December 12th marks a very important day in Kenya’s history. Dubbed Jamhuri Day (Swahili word for “republic”) or Independence Day, this is one of the most important national holidays in Kenya as it signifies the day Kenya became a republic. December 12 is also the date when Kenya obtained its independence from Great Britain in 1963.
Kenya was established as a republic on 12 December, 1964, however, the country also gained full independence from the United Kingdom one year earlier on 12 December, 1963 making this date very important in Kenya’s history.
Kenya’s struggle for independence started many decades ago under British rule since the late 19th century. The colonial administration opposed African demands for a greater role in the political process, and it was not until 1944 that an African was included in the colony’s legislature.
There were many disputes over land and cultural traditions, however the movement against colonial rule grew, culminating in the Mau Mau uprisings in the 1950s, during which the country was plunged into a state of emergency through most of the decade. Africans gained some social and economic concessions as a result of the uprisings, and African political participation increased in the early 1960s. Kenya gained independence on Dec. 12, 1963, and became a republic a year later, with Jomo Kenyatta as its president.
Celebrations for this day include feasts, political speeches, parades, and dancing. Thousands of patriotic Kenyans flock the stadiums in the various cities and town for the presidential function where they enjoy various forms of entertainment with the climax of the day being the president’s speech.

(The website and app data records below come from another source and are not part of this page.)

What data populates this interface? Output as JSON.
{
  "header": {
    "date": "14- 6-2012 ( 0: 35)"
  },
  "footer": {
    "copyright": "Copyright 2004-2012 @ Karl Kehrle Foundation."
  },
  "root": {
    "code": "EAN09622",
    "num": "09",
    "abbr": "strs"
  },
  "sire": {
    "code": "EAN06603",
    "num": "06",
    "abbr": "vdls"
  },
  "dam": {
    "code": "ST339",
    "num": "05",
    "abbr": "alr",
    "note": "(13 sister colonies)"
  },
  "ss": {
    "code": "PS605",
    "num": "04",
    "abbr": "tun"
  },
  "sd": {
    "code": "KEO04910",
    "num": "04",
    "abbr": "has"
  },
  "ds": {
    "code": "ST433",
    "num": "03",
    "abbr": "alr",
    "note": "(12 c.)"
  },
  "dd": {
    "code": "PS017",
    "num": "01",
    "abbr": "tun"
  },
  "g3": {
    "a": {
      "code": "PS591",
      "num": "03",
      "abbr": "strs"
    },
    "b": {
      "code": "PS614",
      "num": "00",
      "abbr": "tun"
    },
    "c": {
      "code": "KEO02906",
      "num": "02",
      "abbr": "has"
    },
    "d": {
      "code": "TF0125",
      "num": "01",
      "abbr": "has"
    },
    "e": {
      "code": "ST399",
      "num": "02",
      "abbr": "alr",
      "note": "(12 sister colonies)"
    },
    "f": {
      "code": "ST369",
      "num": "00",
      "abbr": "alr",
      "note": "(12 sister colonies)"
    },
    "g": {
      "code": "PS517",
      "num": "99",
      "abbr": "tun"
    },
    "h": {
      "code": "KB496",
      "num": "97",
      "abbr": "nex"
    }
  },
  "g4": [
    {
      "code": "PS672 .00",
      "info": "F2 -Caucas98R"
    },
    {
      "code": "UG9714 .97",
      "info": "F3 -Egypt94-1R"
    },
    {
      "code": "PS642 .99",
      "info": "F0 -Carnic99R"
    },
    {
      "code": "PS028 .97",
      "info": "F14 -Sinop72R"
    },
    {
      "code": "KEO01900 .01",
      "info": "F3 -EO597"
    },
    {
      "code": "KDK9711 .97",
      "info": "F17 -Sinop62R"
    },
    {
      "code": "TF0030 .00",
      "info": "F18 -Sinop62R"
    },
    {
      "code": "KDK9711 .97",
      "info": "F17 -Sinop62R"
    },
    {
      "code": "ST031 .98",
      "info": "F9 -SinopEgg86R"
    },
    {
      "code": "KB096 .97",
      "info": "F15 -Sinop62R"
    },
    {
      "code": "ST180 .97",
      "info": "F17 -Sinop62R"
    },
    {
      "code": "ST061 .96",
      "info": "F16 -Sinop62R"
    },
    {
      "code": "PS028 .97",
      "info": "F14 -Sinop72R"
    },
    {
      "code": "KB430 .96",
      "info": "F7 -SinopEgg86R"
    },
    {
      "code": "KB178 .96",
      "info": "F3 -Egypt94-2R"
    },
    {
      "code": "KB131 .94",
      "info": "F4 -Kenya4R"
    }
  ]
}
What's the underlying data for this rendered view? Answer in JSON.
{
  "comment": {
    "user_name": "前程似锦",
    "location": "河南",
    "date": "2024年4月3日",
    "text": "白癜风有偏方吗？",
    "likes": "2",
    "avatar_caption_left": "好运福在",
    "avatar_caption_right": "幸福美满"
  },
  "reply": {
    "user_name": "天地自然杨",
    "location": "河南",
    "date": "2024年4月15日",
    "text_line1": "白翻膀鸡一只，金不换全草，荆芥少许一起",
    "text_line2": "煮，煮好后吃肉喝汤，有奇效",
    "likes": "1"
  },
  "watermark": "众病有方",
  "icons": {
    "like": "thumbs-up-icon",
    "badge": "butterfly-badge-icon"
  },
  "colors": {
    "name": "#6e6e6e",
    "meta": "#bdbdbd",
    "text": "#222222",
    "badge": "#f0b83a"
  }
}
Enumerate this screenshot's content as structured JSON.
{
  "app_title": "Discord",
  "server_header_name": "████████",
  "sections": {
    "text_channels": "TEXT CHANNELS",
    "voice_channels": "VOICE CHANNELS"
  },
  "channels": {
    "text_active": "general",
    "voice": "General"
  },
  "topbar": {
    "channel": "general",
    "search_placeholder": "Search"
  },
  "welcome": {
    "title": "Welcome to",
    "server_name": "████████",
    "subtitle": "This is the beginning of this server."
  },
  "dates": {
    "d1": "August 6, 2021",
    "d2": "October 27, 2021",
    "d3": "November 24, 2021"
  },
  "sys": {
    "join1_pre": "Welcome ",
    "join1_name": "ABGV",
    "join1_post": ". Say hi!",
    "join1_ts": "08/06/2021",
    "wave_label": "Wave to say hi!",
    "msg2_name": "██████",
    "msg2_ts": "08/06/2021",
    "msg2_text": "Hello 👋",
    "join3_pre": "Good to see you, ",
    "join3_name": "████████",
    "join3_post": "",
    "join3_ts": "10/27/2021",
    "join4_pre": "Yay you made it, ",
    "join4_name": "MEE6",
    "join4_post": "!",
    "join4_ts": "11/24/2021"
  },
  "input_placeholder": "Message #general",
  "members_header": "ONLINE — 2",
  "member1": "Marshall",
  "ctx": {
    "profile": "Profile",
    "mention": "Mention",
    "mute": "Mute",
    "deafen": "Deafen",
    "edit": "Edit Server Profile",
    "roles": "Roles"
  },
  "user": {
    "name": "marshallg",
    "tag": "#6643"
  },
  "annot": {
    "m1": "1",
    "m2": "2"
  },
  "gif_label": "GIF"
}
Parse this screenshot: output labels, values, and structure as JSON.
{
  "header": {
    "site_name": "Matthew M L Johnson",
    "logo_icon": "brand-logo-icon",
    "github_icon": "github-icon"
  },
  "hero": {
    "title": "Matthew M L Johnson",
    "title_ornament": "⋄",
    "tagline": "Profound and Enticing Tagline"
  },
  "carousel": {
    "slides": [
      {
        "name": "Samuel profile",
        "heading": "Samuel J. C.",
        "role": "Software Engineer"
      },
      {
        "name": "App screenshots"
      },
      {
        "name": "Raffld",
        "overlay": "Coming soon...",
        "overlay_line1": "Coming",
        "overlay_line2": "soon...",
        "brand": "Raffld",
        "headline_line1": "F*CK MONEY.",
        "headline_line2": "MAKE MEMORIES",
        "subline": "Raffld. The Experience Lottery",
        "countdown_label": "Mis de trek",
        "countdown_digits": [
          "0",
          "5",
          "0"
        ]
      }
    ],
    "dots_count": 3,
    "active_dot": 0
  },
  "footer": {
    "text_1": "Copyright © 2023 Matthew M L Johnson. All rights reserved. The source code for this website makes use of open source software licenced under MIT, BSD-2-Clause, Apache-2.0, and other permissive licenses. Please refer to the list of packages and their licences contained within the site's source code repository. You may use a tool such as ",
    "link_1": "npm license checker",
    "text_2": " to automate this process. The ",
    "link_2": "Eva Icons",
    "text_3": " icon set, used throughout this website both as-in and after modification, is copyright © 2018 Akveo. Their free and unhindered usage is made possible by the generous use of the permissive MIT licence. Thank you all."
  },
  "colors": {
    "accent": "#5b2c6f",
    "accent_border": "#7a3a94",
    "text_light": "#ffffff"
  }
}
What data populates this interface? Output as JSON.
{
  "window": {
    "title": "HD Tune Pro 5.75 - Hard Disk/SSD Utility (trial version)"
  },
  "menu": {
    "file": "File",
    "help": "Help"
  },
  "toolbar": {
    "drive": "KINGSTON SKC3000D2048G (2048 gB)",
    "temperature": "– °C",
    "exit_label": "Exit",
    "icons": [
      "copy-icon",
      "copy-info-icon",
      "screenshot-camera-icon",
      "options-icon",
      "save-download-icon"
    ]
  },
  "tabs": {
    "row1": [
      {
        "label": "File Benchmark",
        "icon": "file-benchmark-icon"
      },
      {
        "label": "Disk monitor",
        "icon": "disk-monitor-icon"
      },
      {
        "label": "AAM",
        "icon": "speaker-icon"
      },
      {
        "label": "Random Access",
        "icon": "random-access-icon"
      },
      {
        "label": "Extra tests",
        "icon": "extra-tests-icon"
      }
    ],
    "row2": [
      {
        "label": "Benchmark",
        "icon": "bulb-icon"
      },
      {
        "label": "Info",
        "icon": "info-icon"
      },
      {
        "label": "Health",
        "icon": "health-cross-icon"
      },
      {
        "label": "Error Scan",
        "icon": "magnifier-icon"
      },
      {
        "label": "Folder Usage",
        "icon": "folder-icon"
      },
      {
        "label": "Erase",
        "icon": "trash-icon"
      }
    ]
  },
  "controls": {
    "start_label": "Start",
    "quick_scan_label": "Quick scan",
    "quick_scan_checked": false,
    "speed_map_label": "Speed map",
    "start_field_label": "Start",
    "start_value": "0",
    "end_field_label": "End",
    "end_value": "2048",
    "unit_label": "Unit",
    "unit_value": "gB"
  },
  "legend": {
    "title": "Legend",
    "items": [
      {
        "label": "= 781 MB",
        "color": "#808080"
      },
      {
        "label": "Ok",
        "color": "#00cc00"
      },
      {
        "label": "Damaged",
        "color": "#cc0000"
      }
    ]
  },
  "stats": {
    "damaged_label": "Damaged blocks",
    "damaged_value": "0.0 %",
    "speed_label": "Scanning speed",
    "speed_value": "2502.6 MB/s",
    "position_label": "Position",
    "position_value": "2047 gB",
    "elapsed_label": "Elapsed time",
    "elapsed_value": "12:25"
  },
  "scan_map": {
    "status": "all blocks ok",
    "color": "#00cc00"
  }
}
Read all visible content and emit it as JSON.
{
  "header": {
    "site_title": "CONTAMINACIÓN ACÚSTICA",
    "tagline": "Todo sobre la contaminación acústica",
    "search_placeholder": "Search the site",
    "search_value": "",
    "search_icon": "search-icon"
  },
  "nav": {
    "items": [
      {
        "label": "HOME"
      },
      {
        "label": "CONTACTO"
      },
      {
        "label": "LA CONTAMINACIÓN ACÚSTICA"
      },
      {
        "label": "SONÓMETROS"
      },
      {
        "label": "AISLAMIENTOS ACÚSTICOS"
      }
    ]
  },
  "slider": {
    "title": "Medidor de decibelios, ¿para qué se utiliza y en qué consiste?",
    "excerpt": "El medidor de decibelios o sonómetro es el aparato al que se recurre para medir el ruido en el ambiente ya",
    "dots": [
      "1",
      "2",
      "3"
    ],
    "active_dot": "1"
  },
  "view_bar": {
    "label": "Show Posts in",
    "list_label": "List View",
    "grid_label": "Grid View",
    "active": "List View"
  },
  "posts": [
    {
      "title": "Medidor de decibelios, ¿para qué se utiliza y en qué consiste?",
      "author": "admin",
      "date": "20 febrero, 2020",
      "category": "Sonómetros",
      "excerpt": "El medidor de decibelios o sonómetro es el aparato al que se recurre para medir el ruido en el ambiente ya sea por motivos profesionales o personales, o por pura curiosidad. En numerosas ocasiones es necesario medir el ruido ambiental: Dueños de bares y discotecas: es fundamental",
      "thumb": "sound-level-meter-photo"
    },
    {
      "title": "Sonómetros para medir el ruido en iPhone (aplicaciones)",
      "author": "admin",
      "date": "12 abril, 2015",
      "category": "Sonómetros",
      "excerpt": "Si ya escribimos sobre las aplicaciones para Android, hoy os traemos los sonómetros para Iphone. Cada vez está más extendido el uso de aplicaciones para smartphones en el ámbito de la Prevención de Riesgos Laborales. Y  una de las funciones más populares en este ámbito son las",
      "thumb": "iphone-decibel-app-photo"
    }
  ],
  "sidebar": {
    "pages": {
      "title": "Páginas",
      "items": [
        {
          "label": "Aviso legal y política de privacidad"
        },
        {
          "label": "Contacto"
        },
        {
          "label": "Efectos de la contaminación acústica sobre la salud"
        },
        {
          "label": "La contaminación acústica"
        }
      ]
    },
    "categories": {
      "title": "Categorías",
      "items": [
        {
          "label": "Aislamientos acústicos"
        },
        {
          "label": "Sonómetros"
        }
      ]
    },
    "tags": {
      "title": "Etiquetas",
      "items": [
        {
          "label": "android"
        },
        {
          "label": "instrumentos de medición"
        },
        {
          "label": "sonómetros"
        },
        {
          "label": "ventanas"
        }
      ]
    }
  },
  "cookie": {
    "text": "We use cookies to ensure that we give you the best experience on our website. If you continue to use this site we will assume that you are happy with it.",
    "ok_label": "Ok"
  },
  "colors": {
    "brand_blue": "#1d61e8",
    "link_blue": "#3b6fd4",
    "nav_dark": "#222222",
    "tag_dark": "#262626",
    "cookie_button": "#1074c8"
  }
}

After here, people head back home or to various meat joints to indulge in some juicy nyama choma as they make merry.